---------- GIVEN RECORDS
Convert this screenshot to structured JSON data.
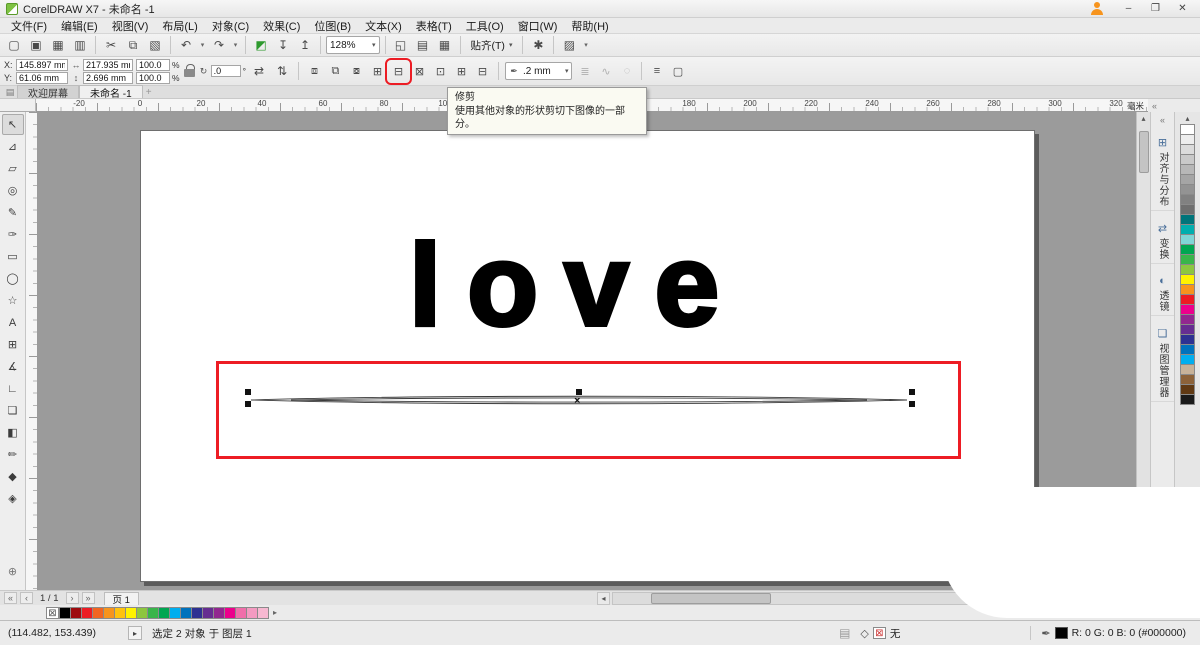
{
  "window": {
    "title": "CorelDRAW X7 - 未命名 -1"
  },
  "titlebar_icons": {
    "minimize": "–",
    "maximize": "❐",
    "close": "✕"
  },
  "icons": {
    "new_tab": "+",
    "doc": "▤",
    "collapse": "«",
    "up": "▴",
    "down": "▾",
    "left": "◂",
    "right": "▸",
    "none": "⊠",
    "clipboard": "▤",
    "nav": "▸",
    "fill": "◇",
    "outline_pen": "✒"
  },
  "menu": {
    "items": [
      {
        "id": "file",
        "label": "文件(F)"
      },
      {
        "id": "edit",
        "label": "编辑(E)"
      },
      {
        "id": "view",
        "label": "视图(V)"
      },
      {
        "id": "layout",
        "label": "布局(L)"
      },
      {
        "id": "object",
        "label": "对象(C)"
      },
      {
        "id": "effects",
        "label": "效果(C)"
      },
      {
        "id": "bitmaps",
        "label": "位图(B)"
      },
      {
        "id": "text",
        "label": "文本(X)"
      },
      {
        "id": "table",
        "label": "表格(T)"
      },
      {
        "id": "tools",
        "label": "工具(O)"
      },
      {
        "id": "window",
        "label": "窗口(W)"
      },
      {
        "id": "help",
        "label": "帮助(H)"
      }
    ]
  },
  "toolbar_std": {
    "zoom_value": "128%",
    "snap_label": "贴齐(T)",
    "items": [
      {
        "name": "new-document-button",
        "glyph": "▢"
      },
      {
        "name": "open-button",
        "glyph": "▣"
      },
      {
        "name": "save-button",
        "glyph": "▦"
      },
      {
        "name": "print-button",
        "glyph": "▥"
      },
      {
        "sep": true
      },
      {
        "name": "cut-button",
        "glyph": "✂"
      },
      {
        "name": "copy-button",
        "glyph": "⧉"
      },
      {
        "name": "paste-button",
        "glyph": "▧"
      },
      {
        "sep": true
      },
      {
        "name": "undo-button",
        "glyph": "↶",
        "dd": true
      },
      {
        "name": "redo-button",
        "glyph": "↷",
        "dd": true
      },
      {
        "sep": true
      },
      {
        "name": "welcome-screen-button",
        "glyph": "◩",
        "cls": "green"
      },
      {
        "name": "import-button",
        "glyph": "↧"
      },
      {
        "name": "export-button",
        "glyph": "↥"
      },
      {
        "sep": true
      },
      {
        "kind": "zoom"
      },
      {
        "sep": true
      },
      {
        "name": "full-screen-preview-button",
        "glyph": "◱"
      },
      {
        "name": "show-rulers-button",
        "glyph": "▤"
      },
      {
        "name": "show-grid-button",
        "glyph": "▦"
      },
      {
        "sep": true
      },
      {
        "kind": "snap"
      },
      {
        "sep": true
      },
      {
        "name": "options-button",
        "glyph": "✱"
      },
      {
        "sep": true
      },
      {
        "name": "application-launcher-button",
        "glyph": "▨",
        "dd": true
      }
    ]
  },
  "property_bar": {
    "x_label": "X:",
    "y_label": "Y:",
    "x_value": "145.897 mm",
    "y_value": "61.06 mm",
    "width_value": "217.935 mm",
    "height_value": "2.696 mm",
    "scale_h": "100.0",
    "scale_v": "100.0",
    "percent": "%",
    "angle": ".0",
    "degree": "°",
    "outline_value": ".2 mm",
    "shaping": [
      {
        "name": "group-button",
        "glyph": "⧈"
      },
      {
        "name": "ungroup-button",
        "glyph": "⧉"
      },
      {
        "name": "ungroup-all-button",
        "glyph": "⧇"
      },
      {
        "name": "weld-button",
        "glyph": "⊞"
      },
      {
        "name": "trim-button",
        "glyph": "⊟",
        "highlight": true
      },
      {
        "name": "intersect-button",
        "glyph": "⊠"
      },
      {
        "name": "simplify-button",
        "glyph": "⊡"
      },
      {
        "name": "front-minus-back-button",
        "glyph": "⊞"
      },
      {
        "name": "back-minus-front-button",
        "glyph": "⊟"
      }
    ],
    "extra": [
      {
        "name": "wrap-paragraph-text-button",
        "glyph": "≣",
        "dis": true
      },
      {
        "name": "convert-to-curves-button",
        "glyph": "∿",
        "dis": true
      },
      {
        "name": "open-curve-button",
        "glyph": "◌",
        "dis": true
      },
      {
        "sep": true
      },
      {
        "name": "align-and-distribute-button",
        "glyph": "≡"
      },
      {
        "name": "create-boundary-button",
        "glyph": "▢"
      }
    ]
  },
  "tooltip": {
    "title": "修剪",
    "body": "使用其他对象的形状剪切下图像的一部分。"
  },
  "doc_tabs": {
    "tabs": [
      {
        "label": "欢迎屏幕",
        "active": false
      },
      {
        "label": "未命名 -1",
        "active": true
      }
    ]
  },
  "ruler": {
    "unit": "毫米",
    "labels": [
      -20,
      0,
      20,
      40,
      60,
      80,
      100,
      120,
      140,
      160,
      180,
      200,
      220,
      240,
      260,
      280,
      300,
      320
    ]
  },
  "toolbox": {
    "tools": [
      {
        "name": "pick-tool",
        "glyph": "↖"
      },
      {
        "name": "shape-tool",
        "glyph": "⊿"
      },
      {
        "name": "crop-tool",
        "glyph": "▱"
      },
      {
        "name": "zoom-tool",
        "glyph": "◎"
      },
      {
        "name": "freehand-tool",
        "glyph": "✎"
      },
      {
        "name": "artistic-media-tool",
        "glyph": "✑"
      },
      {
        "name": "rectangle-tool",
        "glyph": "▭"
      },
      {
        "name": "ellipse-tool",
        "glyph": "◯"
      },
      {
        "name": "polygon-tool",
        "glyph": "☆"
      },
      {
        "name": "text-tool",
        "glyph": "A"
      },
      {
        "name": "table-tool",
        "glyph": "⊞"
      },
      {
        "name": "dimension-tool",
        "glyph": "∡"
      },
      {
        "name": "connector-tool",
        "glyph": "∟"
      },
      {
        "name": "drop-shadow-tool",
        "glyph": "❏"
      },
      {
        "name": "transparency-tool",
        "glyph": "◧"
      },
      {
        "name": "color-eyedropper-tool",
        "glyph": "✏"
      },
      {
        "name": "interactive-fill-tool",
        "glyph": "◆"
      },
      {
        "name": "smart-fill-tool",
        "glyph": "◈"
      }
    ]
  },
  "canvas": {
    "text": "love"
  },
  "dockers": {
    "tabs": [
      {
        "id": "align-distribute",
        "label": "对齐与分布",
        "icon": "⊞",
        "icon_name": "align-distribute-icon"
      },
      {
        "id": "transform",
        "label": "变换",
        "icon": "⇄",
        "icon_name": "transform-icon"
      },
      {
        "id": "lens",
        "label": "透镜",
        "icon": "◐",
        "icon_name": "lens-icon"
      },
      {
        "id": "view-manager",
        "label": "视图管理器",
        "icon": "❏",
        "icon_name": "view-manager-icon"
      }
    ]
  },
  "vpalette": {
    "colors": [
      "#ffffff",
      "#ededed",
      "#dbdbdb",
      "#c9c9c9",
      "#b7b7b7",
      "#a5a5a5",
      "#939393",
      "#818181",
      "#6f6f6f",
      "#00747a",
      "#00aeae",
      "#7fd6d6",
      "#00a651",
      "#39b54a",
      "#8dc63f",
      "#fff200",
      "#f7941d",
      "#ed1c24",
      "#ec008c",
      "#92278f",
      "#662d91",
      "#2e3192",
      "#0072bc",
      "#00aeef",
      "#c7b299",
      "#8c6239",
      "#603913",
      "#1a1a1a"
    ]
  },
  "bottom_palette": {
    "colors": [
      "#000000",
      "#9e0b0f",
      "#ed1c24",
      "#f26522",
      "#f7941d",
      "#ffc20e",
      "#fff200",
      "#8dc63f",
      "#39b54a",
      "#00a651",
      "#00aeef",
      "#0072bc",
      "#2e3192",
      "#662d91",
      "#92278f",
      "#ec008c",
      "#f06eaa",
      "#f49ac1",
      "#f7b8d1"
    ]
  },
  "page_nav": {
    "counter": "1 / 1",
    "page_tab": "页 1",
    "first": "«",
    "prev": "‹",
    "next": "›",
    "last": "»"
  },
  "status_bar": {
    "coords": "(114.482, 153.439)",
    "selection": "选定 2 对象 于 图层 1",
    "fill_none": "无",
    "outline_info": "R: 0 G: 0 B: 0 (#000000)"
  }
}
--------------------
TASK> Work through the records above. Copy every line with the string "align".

EXPECTED ANSWER>
        "name": "align-and-distribute-button",
        "id": "align-distribute",
        "icon_name": "align-distribute-icon"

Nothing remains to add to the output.